keep trying to magnify
your soul lost and little
like a mustard bean
soft and little

set ever so carefully
in the center
of a lone placemat
scuffed and brittle

--Nicole Marie Beatty

(Wow -- ain't the internet great? I saw this poem on a bus, years ago, as a tourist in San Francisco, and jotted it down because I liked it. I just found that piece of paper and decided to type it up so I could throw out the paper. But I googled the title, and found it here!)

Sunday, April 01, 2007

Sports Rivalry -- I don't get it

There is a great article on The Situationist about March Madness and sports fandom.

For some reason, this enthusiasm for one team over another is something I don't experience very strongly. I occasionally go to a football game with my boyfriend, and once I identify what colors "our" team's uniform is, I do find myself watching the game from their perspective and hoping they win. But it's just not a very strong preference -- I'll find myself cheering after an impressive run or something by the other team.

I'm not sure why I'm like that. Seems like a pretty normal thing for people to strongly identify with a team, nation, university, or any other in-group that presents itself. It's obviously irrational, and my boyfriend, for example, will happily admit that it's irrational but that it's fun to get caught up in it anyway. But he's pretty balanced about it, compared to some other fans I see. We sat behind a guy at a Crush game the other night who was on his feet the whole time, yelling, red in the face, looking genuinely upset and angry with every referee call that went against the Crush. He was disturbing for two reasons: he seemed incapable of believing that his team was capable of an error; and he wasn't equally gleeful when things went his way. I wonder if for a guy like that, his whole life isn't just one bad day after another.

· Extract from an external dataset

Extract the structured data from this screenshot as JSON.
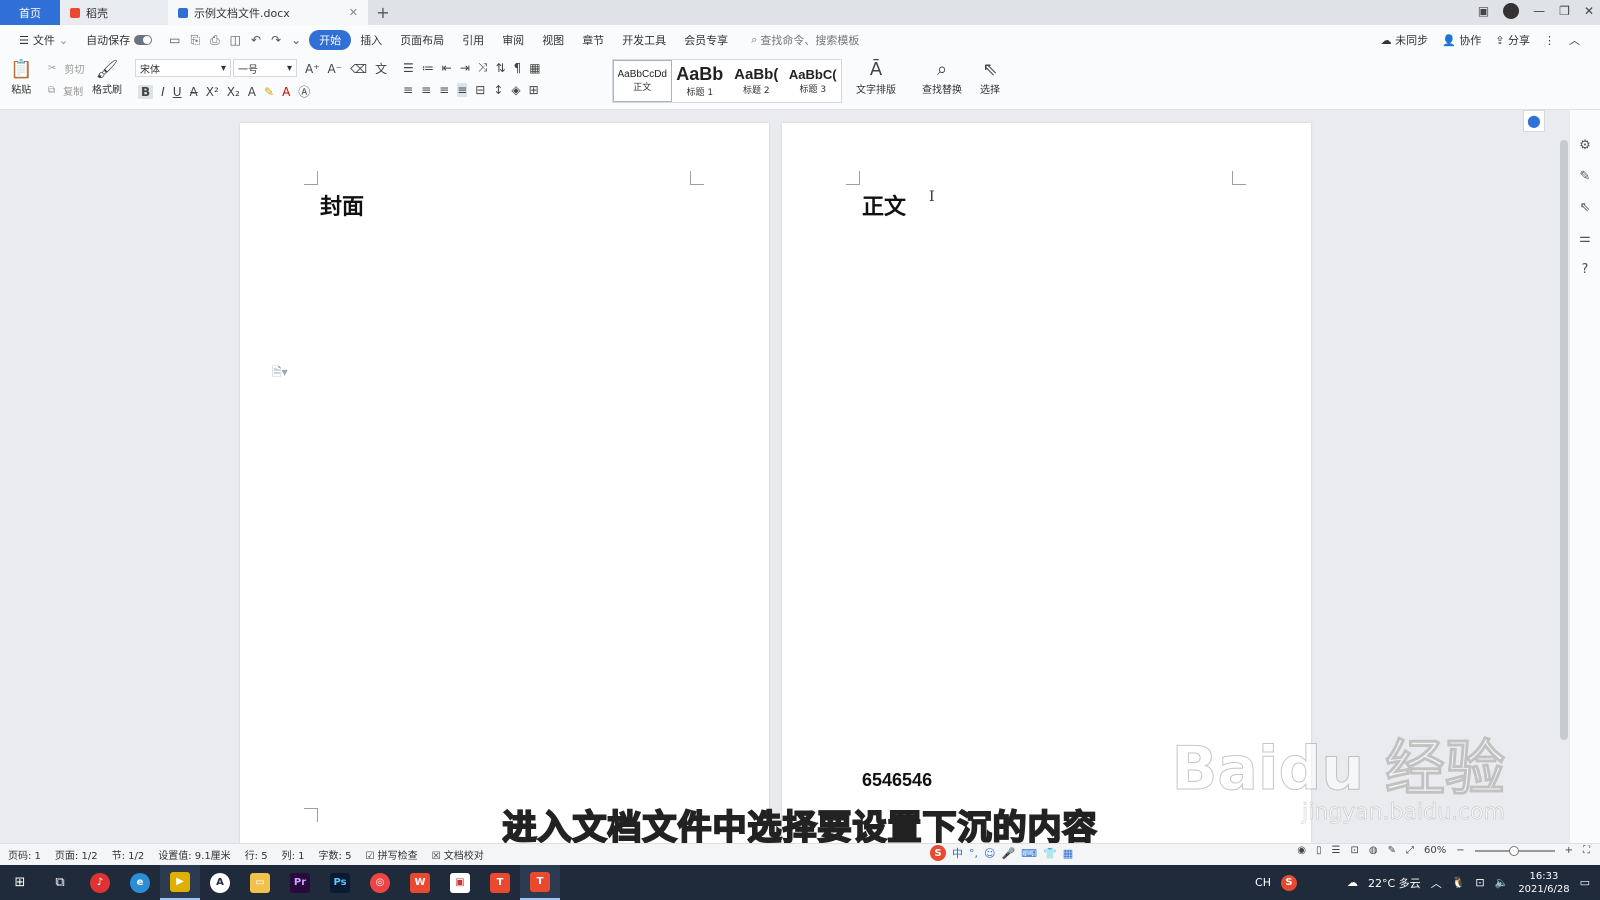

Must be some personality trait that you just kind of have or don't have, and I come up deficient. I guess I sometimes get a little smug about thinking I'm more rational that everyone else, but the fact is most of the sanest, most rational people I know are sports fans, and they can easily separate the fun of boosterism from rational analysis of a situation. I wonder if there's some benefit to that mental trait, that I'm missing out on.